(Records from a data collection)
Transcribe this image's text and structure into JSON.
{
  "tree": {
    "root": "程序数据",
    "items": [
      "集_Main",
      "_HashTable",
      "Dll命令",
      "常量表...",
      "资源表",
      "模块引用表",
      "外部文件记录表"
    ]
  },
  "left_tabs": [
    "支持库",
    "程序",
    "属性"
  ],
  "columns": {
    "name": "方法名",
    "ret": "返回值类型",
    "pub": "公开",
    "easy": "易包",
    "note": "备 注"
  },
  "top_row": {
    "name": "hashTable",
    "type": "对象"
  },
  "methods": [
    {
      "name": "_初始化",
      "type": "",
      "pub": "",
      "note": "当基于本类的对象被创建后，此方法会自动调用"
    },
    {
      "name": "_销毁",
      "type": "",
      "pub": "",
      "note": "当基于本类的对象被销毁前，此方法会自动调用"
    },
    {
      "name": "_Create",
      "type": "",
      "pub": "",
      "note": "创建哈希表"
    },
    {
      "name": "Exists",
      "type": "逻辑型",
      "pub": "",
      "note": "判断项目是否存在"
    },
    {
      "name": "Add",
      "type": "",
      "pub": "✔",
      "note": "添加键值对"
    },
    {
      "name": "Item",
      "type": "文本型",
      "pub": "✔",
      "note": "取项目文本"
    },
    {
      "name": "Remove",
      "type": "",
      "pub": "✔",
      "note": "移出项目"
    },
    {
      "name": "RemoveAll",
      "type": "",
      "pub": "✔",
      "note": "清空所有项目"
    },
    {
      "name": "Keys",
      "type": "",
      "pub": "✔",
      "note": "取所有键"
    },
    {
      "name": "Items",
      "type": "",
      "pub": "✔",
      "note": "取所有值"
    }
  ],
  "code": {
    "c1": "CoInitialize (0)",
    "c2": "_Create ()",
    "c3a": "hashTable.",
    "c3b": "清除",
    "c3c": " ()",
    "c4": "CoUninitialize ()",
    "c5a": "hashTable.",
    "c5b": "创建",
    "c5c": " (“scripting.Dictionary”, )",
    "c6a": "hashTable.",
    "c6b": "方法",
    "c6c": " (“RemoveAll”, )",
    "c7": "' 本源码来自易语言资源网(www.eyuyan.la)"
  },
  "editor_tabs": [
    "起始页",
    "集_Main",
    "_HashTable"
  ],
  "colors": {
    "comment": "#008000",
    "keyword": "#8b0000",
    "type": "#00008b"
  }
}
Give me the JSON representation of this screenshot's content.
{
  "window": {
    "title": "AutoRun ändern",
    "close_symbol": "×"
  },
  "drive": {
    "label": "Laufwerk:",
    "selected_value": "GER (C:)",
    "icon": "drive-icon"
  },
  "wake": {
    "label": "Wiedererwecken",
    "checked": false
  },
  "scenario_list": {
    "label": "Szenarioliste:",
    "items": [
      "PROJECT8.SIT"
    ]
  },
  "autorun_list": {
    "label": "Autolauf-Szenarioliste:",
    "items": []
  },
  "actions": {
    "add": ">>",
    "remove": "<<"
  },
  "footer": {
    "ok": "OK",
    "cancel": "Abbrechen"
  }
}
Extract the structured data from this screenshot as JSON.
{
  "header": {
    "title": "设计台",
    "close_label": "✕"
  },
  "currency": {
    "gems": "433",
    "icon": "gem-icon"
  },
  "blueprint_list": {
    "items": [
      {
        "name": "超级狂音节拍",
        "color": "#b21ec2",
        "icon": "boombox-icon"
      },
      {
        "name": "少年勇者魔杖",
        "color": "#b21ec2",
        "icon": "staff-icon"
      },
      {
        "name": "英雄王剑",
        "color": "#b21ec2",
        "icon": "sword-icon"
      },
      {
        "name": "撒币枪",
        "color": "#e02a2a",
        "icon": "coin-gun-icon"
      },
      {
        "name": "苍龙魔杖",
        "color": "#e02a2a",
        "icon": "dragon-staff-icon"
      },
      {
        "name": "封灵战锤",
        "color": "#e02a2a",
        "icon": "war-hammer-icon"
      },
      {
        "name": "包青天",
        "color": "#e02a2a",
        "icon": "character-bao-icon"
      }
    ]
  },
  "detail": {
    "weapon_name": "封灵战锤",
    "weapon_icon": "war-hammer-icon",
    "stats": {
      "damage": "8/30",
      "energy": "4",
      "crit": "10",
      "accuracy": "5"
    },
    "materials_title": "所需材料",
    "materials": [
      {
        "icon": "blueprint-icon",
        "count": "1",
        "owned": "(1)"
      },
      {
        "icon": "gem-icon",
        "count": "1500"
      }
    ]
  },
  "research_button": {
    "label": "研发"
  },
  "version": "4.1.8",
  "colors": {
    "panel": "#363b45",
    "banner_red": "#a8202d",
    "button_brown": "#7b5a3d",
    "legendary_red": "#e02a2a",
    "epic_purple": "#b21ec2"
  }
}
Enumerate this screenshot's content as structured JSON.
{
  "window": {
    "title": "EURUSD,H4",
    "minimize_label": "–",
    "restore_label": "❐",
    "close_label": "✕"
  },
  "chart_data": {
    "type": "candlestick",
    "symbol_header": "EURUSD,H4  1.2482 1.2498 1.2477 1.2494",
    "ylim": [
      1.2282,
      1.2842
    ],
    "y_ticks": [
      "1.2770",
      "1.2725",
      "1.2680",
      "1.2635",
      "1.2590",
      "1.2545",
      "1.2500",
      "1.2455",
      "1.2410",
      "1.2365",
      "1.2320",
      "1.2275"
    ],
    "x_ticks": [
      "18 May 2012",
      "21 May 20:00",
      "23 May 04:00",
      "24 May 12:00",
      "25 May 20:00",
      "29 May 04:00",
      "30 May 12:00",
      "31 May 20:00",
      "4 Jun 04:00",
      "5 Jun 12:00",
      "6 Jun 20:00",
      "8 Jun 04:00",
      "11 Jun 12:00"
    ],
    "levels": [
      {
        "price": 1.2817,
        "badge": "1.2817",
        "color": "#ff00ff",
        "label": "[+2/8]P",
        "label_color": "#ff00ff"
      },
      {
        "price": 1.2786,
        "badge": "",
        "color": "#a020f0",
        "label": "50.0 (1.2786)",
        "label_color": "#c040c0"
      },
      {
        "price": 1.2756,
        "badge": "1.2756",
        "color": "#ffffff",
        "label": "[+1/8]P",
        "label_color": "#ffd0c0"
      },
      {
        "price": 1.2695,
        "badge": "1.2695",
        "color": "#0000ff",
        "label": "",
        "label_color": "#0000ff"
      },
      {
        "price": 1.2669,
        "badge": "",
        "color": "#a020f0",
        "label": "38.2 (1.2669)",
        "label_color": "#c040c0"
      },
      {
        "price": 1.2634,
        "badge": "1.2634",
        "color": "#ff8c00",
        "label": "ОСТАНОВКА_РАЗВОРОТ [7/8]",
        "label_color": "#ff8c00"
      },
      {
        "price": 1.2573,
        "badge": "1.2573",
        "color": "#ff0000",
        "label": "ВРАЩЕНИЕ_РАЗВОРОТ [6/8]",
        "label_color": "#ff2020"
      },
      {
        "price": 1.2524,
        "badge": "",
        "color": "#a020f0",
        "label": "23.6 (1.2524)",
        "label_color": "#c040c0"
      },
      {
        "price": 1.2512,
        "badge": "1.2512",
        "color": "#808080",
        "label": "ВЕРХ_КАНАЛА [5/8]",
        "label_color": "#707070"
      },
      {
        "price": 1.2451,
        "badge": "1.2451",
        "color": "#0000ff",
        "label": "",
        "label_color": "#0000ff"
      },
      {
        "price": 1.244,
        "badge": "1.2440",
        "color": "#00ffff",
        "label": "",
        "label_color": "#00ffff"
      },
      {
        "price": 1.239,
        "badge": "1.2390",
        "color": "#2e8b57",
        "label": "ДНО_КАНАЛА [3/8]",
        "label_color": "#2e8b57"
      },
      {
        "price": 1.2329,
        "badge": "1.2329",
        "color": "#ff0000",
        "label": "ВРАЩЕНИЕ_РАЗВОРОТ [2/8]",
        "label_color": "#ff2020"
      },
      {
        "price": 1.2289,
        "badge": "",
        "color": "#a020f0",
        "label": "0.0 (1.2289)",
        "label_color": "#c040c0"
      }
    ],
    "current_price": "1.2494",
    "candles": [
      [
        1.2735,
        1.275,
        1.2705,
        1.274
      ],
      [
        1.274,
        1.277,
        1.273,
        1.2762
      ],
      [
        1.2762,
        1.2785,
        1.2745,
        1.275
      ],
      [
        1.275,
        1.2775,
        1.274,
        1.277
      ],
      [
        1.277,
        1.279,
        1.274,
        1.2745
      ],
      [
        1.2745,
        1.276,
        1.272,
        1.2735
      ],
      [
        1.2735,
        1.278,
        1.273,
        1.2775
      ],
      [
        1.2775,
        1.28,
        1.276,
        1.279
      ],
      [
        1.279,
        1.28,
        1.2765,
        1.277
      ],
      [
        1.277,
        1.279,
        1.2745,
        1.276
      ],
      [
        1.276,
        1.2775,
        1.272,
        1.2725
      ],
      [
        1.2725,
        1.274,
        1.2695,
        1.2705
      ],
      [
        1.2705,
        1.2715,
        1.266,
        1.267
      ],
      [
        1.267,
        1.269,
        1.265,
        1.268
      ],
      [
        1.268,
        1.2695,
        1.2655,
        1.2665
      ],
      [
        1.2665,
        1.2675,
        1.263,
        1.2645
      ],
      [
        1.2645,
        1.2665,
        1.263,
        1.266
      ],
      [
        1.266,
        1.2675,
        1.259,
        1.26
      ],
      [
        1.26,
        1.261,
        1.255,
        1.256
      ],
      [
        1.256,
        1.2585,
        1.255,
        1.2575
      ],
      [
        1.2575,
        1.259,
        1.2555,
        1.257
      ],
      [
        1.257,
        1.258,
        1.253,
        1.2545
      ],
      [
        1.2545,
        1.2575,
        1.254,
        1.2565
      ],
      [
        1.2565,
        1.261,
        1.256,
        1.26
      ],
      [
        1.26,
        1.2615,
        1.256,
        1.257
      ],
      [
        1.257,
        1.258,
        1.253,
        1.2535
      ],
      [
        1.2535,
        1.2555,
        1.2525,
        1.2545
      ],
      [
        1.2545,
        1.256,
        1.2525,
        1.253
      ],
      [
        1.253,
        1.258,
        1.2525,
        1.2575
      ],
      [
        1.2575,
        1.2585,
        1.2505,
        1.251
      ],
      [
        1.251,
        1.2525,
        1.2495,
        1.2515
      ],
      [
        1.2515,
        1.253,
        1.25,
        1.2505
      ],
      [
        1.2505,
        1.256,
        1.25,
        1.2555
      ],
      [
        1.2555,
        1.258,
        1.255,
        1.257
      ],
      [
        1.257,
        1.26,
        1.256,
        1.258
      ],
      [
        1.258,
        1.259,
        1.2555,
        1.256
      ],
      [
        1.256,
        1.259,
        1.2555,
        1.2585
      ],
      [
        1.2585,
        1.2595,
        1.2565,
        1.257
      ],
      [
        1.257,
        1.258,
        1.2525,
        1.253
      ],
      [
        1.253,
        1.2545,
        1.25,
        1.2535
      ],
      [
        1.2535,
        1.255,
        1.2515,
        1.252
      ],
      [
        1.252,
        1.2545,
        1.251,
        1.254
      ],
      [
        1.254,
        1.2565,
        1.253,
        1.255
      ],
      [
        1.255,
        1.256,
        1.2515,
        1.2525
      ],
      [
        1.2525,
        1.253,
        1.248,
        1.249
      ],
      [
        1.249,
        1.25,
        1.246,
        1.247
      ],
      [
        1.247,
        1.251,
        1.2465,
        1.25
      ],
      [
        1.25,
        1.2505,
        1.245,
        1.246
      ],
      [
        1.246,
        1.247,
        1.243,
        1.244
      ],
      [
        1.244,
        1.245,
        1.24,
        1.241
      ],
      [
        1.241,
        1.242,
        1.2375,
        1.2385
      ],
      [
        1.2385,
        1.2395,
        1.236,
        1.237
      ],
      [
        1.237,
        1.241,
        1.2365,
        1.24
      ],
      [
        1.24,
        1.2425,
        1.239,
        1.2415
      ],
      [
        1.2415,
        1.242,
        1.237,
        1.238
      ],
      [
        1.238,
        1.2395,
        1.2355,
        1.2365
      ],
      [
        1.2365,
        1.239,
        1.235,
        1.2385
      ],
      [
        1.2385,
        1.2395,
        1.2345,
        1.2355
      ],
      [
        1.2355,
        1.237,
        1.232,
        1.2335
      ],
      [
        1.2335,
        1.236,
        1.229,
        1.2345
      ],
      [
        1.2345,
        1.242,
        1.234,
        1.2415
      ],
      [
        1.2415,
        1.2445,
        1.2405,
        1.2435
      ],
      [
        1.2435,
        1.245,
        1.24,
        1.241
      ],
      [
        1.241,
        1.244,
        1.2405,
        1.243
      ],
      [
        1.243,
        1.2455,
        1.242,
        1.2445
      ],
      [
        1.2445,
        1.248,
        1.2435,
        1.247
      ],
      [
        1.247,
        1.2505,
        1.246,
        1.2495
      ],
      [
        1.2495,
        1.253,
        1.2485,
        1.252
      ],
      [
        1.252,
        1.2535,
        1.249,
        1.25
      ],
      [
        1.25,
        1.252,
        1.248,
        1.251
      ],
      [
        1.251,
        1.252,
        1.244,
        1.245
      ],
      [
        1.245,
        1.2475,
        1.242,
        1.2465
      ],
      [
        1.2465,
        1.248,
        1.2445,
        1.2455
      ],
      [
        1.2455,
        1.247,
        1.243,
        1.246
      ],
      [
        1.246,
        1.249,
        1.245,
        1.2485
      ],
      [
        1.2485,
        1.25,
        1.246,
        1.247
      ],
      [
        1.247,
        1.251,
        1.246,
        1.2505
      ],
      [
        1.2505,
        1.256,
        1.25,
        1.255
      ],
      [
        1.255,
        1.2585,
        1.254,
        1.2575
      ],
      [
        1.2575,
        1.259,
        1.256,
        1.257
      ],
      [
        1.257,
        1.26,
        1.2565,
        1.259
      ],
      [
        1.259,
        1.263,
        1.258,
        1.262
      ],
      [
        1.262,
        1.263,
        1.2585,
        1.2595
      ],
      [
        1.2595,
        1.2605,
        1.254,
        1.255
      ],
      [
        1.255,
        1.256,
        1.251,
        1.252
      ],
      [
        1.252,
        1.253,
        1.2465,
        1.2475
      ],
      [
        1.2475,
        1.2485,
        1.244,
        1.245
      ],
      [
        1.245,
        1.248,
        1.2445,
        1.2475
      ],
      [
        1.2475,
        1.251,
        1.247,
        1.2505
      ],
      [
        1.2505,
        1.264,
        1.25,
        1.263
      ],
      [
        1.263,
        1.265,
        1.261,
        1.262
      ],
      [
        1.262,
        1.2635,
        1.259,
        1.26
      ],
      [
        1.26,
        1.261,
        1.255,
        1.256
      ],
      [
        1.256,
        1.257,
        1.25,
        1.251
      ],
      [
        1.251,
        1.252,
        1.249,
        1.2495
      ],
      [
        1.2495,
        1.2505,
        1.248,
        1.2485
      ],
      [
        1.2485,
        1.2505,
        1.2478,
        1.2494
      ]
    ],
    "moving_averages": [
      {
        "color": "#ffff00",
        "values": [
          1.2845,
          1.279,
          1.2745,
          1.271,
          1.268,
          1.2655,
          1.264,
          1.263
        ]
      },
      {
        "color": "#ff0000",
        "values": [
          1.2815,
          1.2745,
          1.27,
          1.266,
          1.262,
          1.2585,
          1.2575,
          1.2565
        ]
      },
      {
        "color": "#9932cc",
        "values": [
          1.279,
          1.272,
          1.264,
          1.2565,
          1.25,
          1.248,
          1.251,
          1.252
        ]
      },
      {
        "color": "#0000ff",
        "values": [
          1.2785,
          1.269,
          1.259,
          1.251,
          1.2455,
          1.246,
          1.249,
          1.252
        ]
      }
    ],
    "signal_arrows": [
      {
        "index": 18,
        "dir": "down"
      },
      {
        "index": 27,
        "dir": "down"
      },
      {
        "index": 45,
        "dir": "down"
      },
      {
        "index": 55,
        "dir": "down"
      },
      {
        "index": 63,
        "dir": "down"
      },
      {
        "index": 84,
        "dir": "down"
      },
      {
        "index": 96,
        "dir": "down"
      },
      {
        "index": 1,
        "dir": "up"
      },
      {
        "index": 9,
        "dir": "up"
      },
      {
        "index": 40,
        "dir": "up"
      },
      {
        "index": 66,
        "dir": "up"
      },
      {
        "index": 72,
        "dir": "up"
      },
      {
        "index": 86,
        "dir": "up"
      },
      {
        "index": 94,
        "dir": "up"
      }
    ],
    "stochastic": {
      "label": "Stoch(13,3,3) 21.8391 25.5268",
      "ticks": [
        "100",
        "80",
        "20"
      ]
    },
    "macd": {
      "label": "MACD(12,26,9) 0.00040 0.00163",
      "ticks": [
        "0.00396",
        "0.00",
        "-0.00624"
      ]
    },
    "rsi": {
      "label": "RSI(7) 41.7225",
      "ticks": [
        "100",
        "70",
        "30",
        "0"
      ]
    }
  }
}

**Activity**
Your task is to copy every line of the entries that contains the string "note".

**Final answer**
    "note": "备 注"
      "note": "当基于本类的对象被创建后，此方法会自动调用"
      "note": "当基于本类的对象被销毁前，此方法会自动调用"
      "note": "创建哈希表"
      "note": "判断项目是否存在"
      "note": "添加键值对"
      "note": "取项目文本"
      "note": "移出项目"
      "note": "清空所有项目"
      "note": "取所有键"
      "note": "取所有值"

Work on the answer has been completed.